Find how many lines of the listing include the string "Voltage", and report only that figure.

- [Material provided]
=====
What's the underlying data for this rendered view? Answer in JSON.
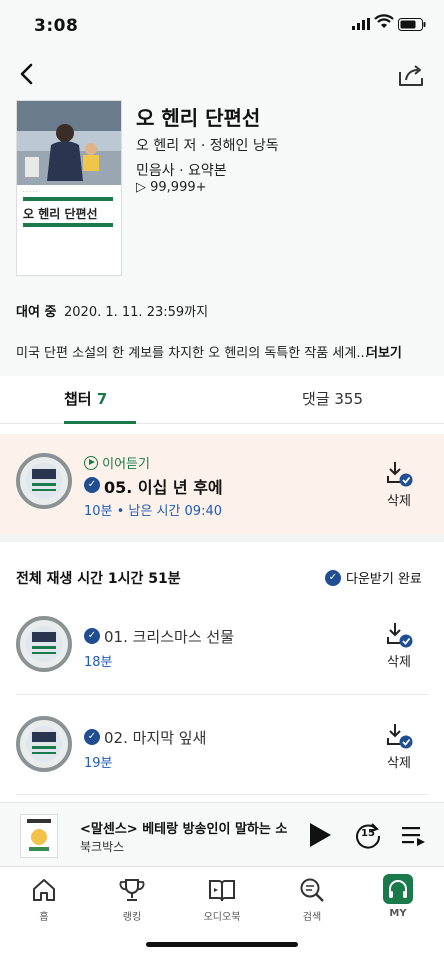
{
  "status": {
    "time": "3:08"
  },
  "book": {
    "title": "오 헨리 단편선",
    "author": "오 헨리 저 · 정해인 낭독",
    "publisher": "민음사 · 요약본",
    "plays": "▷ 99,999+",
    "cover_title": "오 헨리 단편선"
  },
  "rental": {
    "label": "대여 중",
    "date": "2020. 1. 11. 23:59까지"
  },
  "description": {
    "text": "미국 단편 소설의 한 계보를 차지한 오 헨리의 독특한 작품 세계...",
    "more": "더보기"
  },
  "tabs": [
    {
      "label": "챕터",
      "count": "7"
    },
    {
      "label": "댓글 355"
    }
  ],
  "continue": {
    "label": "이어듣기",
    "chapter_title": "05. 이십 년 후에",
    "meta": "10분 • 남은 시간 09:40",
    "delete_label": "삭제"
  },
  "total": {
    "label": "전체 재생 시간 1시간 51분",
    "download_status": "다운받기 완료"
  },
  "chapters": [
    {
      "title": "01. 크리스마스 선물",
      "duration": "18분",
      "delete_label": "삭제"
    },
    {
      "title": "02. 마지막 잎새",
      "duration": "19분",
      "delete_label": "삭제"
    }
  ],
  "player": {
    "title": "<말센스> 베테랑 방송인이 말하는 소",
    "subtitle": "북크박스",
    "skip_label": "15"
  },
  "tabbar": [
    {
      "label": "홈"
    },
    {
      "label": "랭킹"
    },
    {
      "label": "오디오북"
    },
    {
      "label": "검색"
    },
    {
      "label": "MY"
    }
  ],
  "colors": {
    "accent": "#1b7a4b",
    "check_blue": "#1f4e93",
    "highlight_bg": "#fdf2eb"
  }
}
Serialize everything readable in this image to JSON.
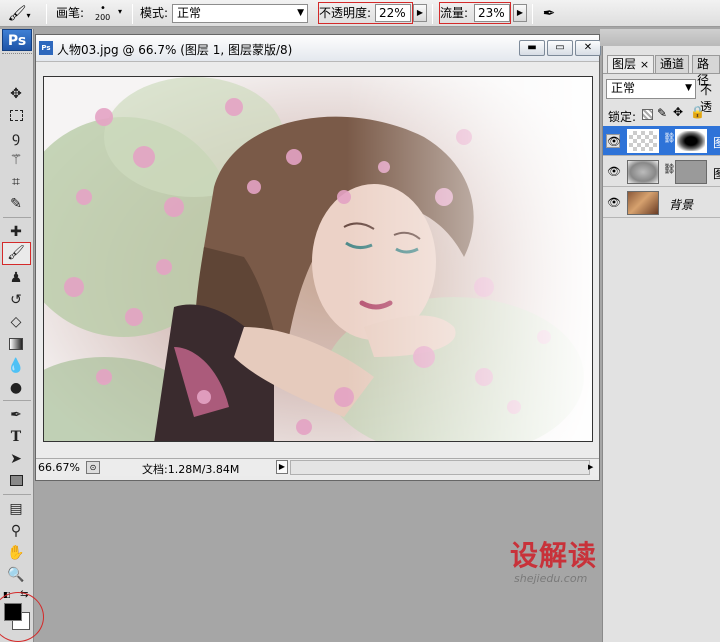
{
  "options_bar": {
    "brush_label": "画笔:",
    "brush_size": "200",
    "mode_label": "模式:",
    "mode_value": "正常",
    "opacity_label": "不透明度:",
    "opacity_value": "22%",
    "flow_label": "流量:",
    "flow_value": "23%"
  },
  "toolbox": {
    "logo": "Ps",
    "type_tool": "T"
  },
  "document": {
    "title": "人物03.jpg @ 66.7% (图层 1, 图层蒙版/8)",
    "ps_icon": "Ps",
    "zoom": "66.67%",
    "doc_info": "文档:1.28M/3.84M"
  },
  "layers_panel": {
    "tabs": [
      "图层",
      "通道",
      "路径"
    ],
    "tab_close": "×",
    "blend_mode": "正常",
    "opacity_label": "不透",
    "lock_label": "锁定:",
    "layers": [
      {
        "name": "图",
        "selected": true
      },
      {
        "name": "图",
        "selected": false
      },
      {
        "name": "背景",
        "selected": false
      }
    ]
  },
  "watermark": {
    "brand": "设解读",
    "url": "shejiedu.com"
  },
  "colors": {
    "accent_red": "#d42a2a",
    "selected_layer": "#2e73d8",
    "watermark_red": "#c8323a"
  }
}
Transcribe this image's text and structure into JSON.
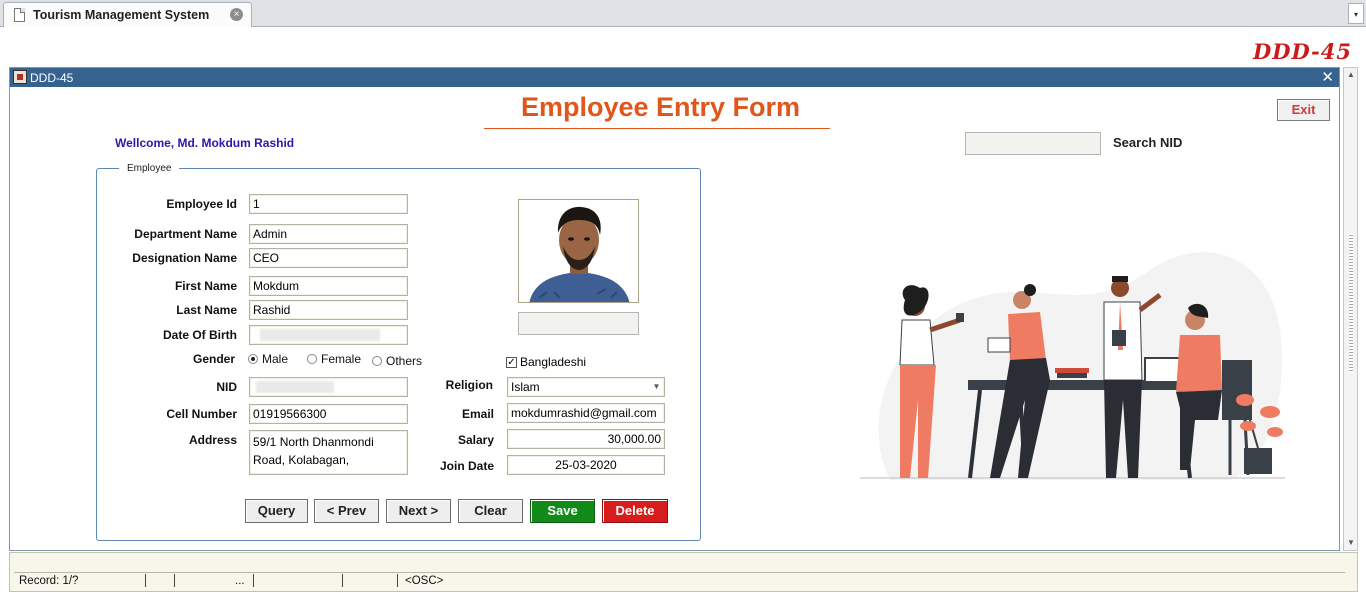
{
  "browser": {
    "tab_title": "Tourism Management System",
    "tab_close": "×",
    "menu_arrow": "▾"
  },
  "header": {
    "logo": "DDD-45"
  },
  "window": {
    "title": "DDD-45",
    "close": "✕",
    "form_title": "Employee Entry Form",
    "exit_label": "Exit",
    "welcome": "Wellcome, Md. Mokdum Rashid",
    "search_label": "Search NID",
    "search_value": ""
  },
  "employee": {
    "legend": "Employee",
    "labels": {
      "employee_id": "Employee Id",
      "department": "Department Name",
      "designation": "Designation Name",
      "first_name": "First Name",
      "last_name": "Last Name",
      "dob": "Date Of Birth",
      "gender": "Gender",
      "nid": "NID",
      "cell": "Cell Number",
      "address": "Address",
      "religion": "Religion",
      "email": "Email",
      "salary": "Salary",
      "join_date": "Join Date"
    },
    "values": {
      "employee_id": "1",
      "department": "Admin",
      "designation": "CEO",
      "first_name": "Mokdum",
      "last_name": "Rashid",
      "cell": "01919566300",
      "address_line1": "59/1 North Dhanmondi",
      "address_line2": "Road, Kolabagan,",
      "religion": "Islam",
      "email": "mokdumrashid@gmail.com",
      "salary": "30,000.00",
      "join_date": "25-03-2020"
    },
    "gender_options": [
      "Male",
      "Female",
      "Others"
    ],
    "gender_selected": "Male",
    "nationality_label": "Bangladeshi",
    "nationality_checked": true
  },
  "buttons": {
    "query": "Query",
    "prev": "<  Prev",
    "next": "Next  >",
    "clear": "Clear",
    "save": "Save",
    "delete": "Delete"
  },
  "colors": {
    "title": "#e0571c",
    "save": "#118a1a",
    "delete": "#d81c1c",
    "window_bar": "#36628f",
    "welcome": "#2a1aa8"
  },
  "status": {
    "record": "Record: 1/?",
    "ellipsis": "...",
    "mode": "<OSC>"
  }
}
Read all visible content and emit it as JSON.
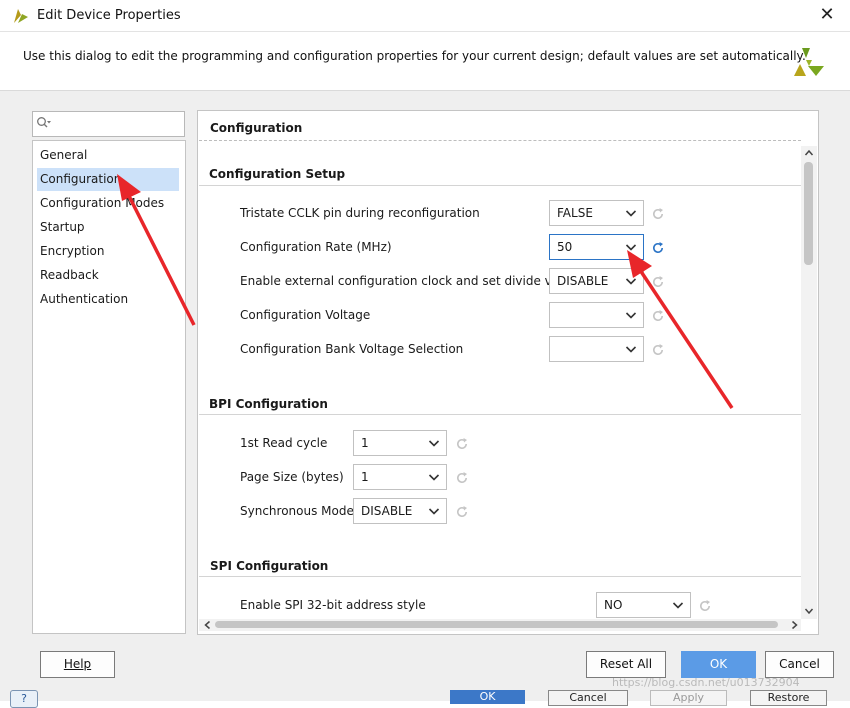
{
  "window": {
    "title": "Edit Device Properties",
    "close_glyph": "✕",
    "icon": "vivado-logo-icon"
  },
  "description": "Use this dialog to edit the programming and configuration properties for your current design; default values are set automatically.",
  "search": {
    "placeholder": "",
    "icon": "search-icon"
  },
  "nav": {
    "items": [
      {
        "label": "General",
        "selected": false
      },
      {
        "label": "Configuration",
        "selected": true
      },
      {
        "label": "Configuration Modes",
        "selected": false
      },
      {
        "label": "Startup",
        "selected": false
      },
      {
        "label": "Encryption",
        "selected": false
      },
      {
        "label": "Readback",
        "selected": false
      },
      {
        "label": "Authentication",
        "selected": false
      }
    ]
  },
  "panel": {
    "title": "Configuration",
    "sections": [
      {
        "title": "Configuration Setup",
        "rows": [
          {
            "label": "Tristate CCLK pin during reconfiguration",
            "value": "FALSE",
            "modified": false
          },
          {
            "label": "Configuration Rate (MHz)",
            "value": "50",
            "modified": true
          },
          {
            "label": "Enable external configuration clock and set divide value",
            "value": "DISABLE",
            "modified": false
          },
          {
            "label": "Configuration Voltage",
            "value": "",
            "modified": false
          },
          {
            "label": "Configuration Bank Voltage Selection",
            "value": "",
            "modified": false
          }
        ]
      },
      {
        "title": "BPI Configuration",
        "rows": [
          {
            "label": "1st Read cycle",
            "value": "1",
            "modified": false
          },
          {
            "label": "Page Size (bytes)",
            "value": "1",
            "modified": false
          },
          {
            "label": "Synchronous Mode",
            "value": "DISABLE",
            "modified": false
          }
        ]
      },
      {
        "title": "SPI Configuration",
        "rows": [
          {
            "label": "Enable SPI 32-bit address style",
            "value": "NO",
            "modified": false
          }
        ]
      }
    ]
  },
  "buttons": {
    "help": "Help",
    "reset_all": "Reset All",
    "ok": "OK",
    "cancel": "Cancel"
  },
  "background_window": {
    "help_glyph": "?",
    "ok": "OK",
    "cancel": "Cancel",
    "apply": "Apply",
    "restore": "Restore"
  },
  "watermark": "https://blog.csdn.net/u013732904",
  "colors": {
    "selection": "#cce1f9",
    "primary_button": "#5b9be6",
    "focus_border": "#2b74c6",
    "annotation_arrow": "#e8262a"
  }
}
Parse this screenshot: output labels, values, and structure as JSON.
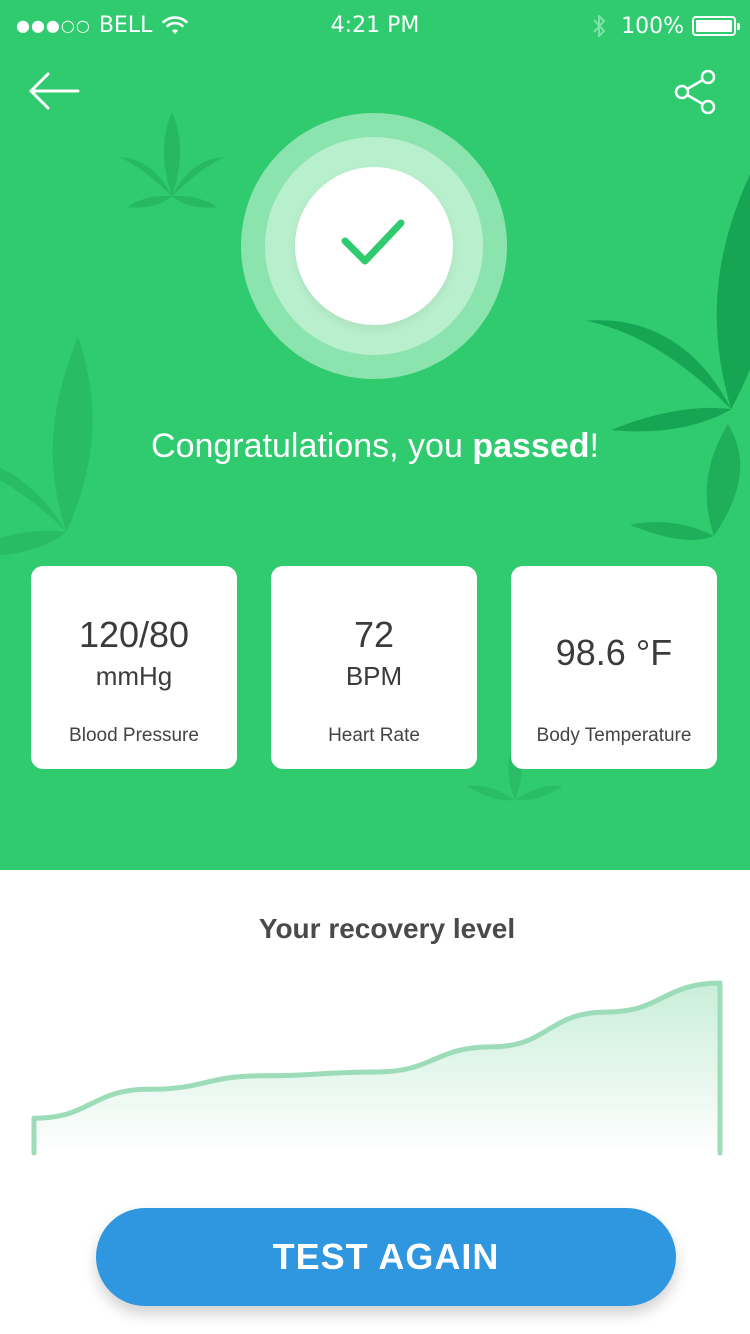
{
  "status_bar": {
    "signal": "●●●○○",
    "carrier": "BELL",
    "time": "4:21 PM",
    "battery_percent": "100%"
  },
  "header": {
    "back_icon": "arrow-left-icon",
    "share_icon": "share-icon"
  },
  "result": {
    "badge_icon": "checkmark-icon",
    "headline_prefix": "Congratulations, you ",
    "headline_bold": "passed",
    "headline_suffix": "!"
  },
  "vitals": [
    {
      "value": "120/80",
      "unit": "mmHg",
      "label": "Blood Pressure"
    },
    {
      "value": "72",
      "unit": "BPM",
      "label": "Heart Rate"
    },
    {
      "value": "98.6 °F",
      "unit": "",
      "label": "Body Temperature"
    }
  ],
  "recovery": {
    "title": "Your recovery level"
  },
  "chart_data": {
    "type": "area",
    "title": "Your recovery level",
    "xlabel": "",
    "ylabel": "",
    "x": [
      0,
      1,
      2,
      3,
      4,
      5,
      6
    ],
    "values": [
      18,
      33,
      40,
      42,
      55,
      73,
      88
    ],
    "ylim": [
      0,
      100
    ],
    "grid": false,
    "color": "#9ddcb8"
  },
  "actions": {
    "test_again_label": "TEST AGAIN"
  },
  "colors": {
    "hero_green": "#2fcb6e",
    "button_blue": "#2e97e0",
    "check_green": "#2fcb6e"
  }
}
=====
- [Reply to the exercise]
2